Given data ▸
========================================================================
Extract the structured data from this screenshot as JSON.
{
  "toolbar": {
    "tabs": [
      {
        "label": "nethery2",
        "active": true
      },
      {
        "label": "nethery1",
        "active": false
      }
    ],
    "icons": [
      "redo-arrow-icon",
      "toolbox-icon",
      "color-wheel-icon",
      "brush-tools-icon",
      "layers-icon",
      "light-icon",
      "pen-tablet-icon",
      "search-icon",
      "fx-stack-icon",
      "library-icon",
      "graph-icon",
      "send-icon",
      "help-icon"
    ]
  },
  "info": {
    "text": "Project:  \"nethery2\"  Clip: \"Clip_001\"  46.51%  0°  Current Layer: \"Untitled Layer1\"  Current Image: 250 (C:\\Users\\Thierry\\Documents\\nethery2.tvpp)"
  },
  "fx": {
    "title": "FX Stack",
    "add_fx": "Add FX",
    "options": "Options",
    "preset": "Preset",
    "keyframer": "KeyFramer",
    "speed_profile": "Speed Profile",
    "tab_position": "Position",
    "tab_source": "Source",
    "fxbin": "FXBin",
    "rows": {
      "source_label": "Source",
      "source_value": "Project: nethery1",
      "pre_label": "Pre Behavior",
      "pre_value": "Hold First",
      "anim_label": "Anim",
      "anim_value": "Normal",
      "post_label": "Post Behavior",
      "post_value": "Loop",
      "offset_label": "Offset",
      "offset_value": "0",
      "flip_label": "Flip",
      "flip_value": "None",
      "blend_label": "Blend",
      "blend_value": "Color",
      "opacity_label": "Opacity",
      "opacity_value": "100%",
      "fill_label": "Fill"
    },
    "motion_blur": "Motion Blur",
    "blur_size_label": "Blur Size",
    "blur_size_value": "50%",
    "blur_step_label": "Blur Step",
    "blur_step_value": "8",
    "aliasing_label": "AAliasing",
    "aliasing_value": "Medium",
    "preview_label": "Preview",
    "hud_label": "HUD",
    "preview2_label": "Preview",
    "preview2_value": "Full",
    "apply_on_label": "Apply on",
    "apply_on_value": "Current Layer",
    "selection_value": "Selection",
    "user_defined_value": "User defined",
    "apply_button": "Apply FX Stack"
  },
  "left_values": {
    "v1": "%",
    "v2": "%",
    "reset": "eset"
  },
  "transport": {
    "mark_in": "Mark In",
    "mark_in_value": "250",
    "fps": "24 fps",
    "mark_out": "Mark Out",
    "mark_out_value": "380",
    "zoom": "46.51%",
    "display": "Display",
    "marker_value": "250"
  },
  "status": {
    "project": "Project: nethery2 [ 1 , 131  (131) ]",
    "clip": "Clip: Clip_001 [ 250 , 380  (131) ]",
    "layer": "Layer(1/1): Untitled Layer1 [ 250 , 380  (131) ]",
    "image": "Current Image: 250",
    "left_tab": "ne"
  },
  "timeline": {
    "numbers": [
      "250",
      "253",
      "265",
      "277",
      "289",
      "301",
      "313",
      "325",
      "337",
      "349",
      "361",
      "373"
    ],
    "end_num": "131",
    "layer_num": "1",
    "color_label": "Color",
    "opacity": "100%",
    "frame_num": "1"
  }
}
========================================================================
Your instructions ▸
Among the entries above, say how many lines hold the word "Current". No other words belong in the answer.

Response ▸
3